_Prompt_: Could you print out every entry, character for character?

_Materials provided_:
__________________________________________________

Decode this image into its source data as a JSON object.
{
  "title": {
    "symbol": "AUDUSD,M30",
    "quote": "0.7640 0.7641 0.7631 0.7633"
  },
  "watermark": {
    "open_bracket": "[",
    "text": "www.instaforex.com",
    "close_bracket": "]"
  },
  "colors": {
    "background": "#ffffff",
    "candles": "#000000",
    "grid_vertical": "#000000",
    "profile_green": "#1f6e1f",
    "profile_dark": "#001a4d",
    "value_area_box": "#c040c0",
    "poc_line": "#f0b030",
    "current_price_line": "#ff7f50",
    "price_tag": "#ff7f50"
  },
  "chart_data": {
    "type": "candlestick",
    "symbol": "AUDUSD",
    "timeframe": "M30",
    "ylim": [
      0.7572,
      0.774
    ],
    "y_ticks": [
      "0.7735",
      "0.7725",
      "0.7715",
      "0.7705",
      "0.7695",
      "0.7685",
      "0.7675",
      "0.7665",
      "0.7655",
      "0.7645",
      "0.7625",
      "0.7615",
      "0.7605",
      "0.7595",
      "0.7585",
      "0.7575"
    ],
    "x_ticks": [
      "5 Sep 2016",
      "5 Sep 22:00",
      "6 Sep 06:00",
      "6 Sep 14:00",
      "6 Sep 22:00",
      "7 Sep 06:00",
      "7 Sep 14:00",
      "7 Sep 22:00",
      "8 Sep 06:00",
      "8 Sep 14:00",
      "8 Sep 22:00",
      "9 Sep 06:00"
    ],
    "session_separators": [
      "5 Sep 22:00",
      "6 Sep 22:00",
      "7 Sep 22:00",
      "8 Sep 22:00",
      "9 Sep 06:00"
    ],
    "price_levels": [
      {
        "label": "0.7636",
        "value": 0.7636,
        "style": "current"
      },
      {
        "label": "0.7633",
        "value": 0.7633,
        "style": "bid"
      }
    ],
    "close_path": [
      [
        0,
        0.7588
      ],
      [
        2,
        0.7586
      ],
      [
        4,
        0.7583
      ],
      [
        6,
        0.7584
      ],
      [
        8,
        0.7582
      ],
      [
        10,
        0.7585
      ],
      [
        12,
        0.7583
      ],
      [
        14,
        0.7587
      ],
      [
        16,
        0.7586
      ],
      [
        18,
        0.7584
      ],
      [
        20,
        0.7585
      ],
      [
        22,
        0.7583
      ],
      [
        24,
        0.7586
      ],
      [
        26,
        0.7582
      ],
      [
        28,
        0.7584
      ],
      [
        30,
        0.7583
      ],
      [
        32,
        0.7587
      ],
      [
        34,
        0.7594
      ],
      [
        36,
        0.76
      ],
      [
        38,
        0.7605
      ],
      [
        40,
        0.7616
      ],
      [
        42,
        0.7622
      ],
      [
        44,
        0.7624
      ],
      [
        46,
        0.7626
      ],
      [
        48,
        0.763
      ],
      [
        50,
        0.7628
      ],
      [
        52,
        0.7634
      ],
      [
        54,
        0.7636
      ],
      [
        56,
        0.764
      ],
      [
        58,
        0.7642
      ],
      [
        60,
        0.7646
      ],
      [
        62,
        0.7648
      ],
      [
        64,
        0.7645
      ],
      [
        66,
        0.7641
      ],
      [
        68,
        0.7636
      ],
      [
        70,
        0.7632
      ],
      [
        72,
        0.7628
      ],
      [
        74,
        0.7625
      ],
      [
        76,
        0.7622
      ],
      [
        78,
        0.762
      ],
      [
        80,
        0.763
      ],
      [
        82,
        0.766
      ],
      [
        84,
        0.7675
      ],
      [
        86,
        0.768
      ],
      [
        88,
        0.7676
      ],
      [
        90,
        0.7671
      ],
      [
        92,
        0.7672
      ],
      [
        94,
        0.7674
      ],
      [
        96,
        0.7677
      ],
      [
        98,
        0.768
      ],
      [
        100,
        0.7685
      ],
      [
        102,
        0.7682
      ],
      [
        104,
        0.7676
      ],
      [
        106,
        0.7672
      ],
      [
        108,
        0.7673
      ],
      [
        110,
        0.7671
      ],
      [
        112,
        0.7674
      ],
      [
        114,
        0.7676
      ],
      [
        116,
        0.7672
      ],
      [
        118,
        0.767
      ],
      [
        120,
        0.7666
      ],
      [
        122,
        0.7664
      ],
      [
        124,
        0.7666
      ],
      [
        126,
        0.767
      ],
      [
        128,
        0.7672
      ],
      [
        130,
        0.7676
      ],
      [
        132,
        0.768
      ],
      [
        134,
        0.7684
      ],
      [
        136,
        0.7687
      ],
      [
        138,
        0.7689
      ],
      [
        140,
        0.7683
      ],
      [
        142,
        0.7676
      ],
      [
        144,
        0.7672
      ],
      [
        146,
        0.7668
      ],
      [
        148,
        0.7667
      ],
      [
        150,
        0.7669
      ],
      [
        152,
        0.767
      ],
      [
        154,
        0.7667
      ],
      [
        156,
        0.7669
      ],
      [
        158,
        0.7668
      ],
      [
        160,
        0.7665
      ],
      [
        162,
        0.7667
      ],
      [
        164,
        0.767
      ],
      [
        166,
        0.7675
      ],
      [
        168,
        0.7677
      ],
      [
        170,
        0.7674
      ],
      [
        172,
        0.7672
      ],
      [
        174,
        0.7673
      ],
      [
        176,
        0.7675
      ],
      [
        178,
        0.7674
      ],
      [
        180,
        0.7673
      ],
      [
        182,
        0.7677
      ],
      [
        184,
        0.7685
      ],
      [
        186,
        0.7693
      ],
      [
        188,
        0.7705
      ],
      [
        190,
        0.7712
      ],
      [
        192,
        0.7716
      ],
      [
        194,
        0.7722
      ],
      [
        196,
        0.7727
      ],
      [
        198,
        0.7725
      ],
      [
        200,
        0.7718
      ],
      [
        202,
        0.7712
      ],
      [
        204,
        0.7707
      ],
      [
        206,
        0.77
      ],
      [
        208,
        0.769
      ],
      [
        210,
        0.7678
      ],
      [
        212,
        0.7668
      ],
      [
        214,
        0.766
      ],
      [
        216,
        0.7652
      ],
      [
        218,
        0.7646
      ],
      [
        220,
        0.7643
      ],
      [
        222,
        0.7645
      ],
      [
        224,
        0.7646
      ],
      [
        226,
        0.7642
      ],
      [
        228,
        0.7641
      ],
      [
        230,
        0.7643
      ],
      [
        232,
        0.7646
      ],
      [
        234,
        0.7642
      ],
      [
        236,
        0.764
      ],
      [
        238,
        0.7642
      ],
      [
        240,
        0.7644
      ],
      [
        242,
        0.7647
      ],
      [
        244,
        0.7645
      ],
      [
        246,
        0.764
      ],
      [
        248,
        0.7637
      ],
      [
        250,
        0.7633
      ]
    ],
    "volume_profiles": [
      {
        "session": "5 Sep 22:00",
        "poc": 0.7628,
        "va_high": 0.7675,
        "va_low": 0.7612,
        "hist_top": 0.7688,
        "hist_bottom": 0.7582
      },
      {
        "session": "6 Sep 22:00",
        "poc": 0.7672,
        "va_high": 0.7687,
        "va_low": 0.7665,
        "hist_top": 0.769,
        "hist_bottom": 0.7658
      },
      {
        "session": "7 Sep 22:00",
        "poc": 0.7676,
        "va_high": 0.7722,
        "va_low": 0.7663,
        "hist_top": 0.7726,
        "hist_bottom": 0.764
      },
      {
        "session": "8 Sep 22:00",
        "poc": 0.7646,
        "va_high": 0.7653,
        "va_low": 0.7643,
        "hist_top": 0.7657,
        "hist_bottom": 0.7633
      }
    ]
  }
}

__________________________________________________

_Expected output_:
Decode this image into its source data as a JSON object.
{
  "title": {
    "symbol": "AUDUSD,M30",
    "quote": "0.7640 0.7641 0.7631 0.7633"
  },
  "watermark": {
    "open_bracket": "[",
    "text": "www.instaforex.com",
    "close_bracket": "]"
  },
  "colors": {
    "background": "#ffffff",
    "candles": "#000000",
    "grid_vertical": "#000000",
    "profile_green": "#1f6e1f",
    "profile_dark": "#001a4d",
    "value_area_box": "#c040c0",
    "poc_line": "#f0b030",
    "current_price_line": "#ff7f50",
    "price_tag": "#ff7f50"
  },
  "chart_data": {
    "type": "candlestick",
    "symbol": "AUDUSD",
    "timeframe": "M30",
    "ylim": [
      0.7572,
      0.774
    ],
    "y_ticks": [
      "0.7735",
      "0.7725",
      "0.7715",
      "0.7705",
      "0.7695",
      "0.7685",
      "0.7675",
      "0.7665",
      "0.7655",
      "0.7645",
      "0.7625",
      "0.7615",
      "0.7605",
      "0.7595",
      "0.7585",
      "0.7575"
    ],
    "x_ticks": [
      "5 Sep 2016",
      "5 Sep 22:00",
      "6 Sep 06:00",
      "6 Sep 14:00",
      "6 Sep 22:00",
      "7 Sep 06:00",
      "7 Sep 14:00",
      "7 Sep 22:00",
      "8 Sep 06:00",
      "8 Sep 14:00",
      "8 Sep 22:00",
      "9 Sep 06:00"
    ],
    "session_separators": [
      "5 Sep 22:00",
      "6 Sep 22:00",
      "7 Sep 22:00",
      "8 Sep 22:00",
      "9 Sep 06:00"
    ],
    "price_levels": [
      {
        "label": "0.7636",
        "value": 0.7636,
        "style": "current"
      },
      {
        "label": "0.7633",
        "value": 0.7633,
        "style": "bid"
      }
    ],
    "close_path": [
      [
        0,
        0.7588
      ],
      [
        2,
        0.7586
      ],
      [
        4,
        0.7583
      ],
      [
        6,
        0.7584
      ],
      [
        8,
        0.7582
      ],
      [
        10,
        0.7585
      ],
      [
        12,
        0.7583
      ],
      [
        14,
        0.7587
      ],
      [
        16,
        0.7586
      ],
      [
        18,
        0.7584
      ],
      [
        20,
        0.7585
      ],
      [
        22,
        0.7583
      ],
      [
        24,
        0.7586
      ],
      [
        26,
        0.7582
      ],
      [
        28,
        0.7584
      ],
      [
        30,
        0.7583
      ],
      [
        32,
        0.7587
      ],
      [
        34,
        0.7594
      ],
      [
        36,
        0.76
      ],
      [
        38,
        0.7605
      ],
      [
        40,
        0.7616
      ],
      [
        42,
        0.7622
      ],
      [
        44,
        0.7624
      ],
      [
        46,
        0.7626
      ],
      [
        48,
        0.763
      ],
      [
        50,
        0.7628
      ],
      [
        52,
        0.7634
      ],
      [
        54,
        0.7636
      ],
      [
        56,
        0.764
      ],
      [
        58,
        0.7642
      ],
      [
        60,
        0.7646
      ],
      [
        62,
        0.7648
      ],
      [
        64,
        0.7645
      ],
      [
        66,
        0.7641
      ],
      [
        68,
        0.7636
      ],
      [
        70,
        0.7632
      ],
      [
        72,
        0.7628
      ],
      [
        74,
        0.7625
      ],
      [
        76,
        0.7622
      ],
      [
        78,
        0.762
      ],
      [
        80,
        0.763
      ],
      [
        82,
        0.766
      ],
      [
        84,
        0.7675
      ],
      [
        86,
        0.768
      ],
      [
        88,
        0.7676
      ],
      [
        90,
        0.7671
      ],
      [
        92,
        0.7672
      ],
      [
        94,
        0.7674
      ],
      [
        96,
        0.7677
      ],
      [
        98,
        0.768
      ],
      [
        100,
        0.7685
      ],
      [
        102,
        0.7682
      ],
      [
        104,
        0.7676
      ],
      [
        106,
        0.7672
      ],
      [
        108,
        0.7673
      ],
      [
        110,
        0.7671
      ],
      [
        112,
        0.7674
      ],
      [
        114,
        0.7676
      ],
      [
        116,
        0.7672
      ],
      [
        118,
        0.767
      ],
      [
        120,
        0.7666
      ],
      [
        122,
        0.7664
      ],
      [
        124,
        0.7666
      ],
      [
        126,
        0.767
      ],
      [
        128,
        0.7672
      ],
      [
        130,
        0.7676
      ],
      [
        132,
        0.768
      ],
      [
        134,
        0.7684
      ],
      [
        136,
        0.7687
      ],
      [
        138,
        0.7689
      ],
      [
        140,
        0.7683
      ],
      [
        142,
        0.7676
      ],
      [
        144,
        0.7672
      ],
      [
        146,
        0.7668
      ],
      [
        148,
        0.7667
      ],
      [
        150,
        0.7669
      ],
      [
        152,
        0.767
      ],
      [
        154,
        0.7667
      ],
      [
        156,
        0.7669
      ],
      [
        158,
        0.7668
      ],
      [
        160,
        0.7665
      ],
      [
        162,
        0.7667
      ],
      [
        164,
        0.767
      ],
      [
        166,
        0.7675
      ],
      [
        168,
        0.7677
      ],
      [
        170,
        0.7674
      ],
      [
        172,
        0.7672
      ],
      [
        174,
        0.7673
      ],
      [
        176,
        0.7675
      ],
      [
        178,
        0.7674
      ],
      [
        180,
        0.7673
      ],
      [
        182,
        0.7677
      ],
      [
        184,
        0.7685
      ],
      [
        186,
        0.7693
      ],
      [
        188,
        0.7705
      ],
      [
        190,
        0.7712
      ],
      [
        192,
        0.7716
      ],
      [
        194,
        0.7722
      ],
      [
        196,
        0.7727
      ],
      [
        198,
        0.7725
      ],
      [
        200,
        0.7718
      ],
      [
        202,
        0.7712
      ],
      [
        204,
        0.7707
      ],
      [
        206,
        0.77
      ],
      [
        208,
        0.769
      ],
      [
        210,
        0.7678
      ],
      [
        212,
        0.7668
      ],
      [
        214,
        0.766
      ],
      [
        216,
        0.7652
      ],
      [
        218,
        0.7646
      ],
      [
        220,
        0.7643
      ],
      [
        222,
        0.7645
      ],
      [
        224,
        0.7646
      ],
      [
        226,
        0.7642
      ],
      [
        228,
        0.7641
      ],
      [
        230,
        0.7643
      ],
      [
        232,
        0.7646
      ],
      [
        234,
        0.7642
      ],
      [
        236,
        0.764
      ],
      [
        238,
        0.7642
      ],
      [
        240,
        0.7644
      ],
      [
        242,
        0.7647
      ],
      [
        244,
        0.7645
      ],
      [
        246,
        0.764
      ],
      [
        248,
        0.7637
      ],
      [
        250,
        0.7633
      ]
    ],
    "volume_profiles": [
      {
        "session": "5 Sep 22:00",
        "poc": 0.7628,
        "va_high": 0.7675,
        "va_low": 0.7612,
        "hist_top": 0.7688,
        "hist_bottom": 0.7582
      },
      {
        "session": "6 Sep 22:00",
        "poc": 0.7672,
        "va_high": 0.7687,
        "va_low": 0.7665,
        "hist_top": 0.769,
        "hist_bottom": 0.7658
      },
      {
        "session": "7 Sep 22:00",
        "poc": 0.7676,
        "va_high": 0.7722,
        "va_low": 0.7663,
        "hist_top": 0.7726,
        "hist_bottom": 0.764
      },
      {
        "session": "8 Sep 22:00",
        "poc": 0.7646,
        "va_high": 0.7653,
        "va_low": 0.7643,
        "hist_top": 0.7657,
        "hist_bottom": 0.7633
      }
    ]
  }
}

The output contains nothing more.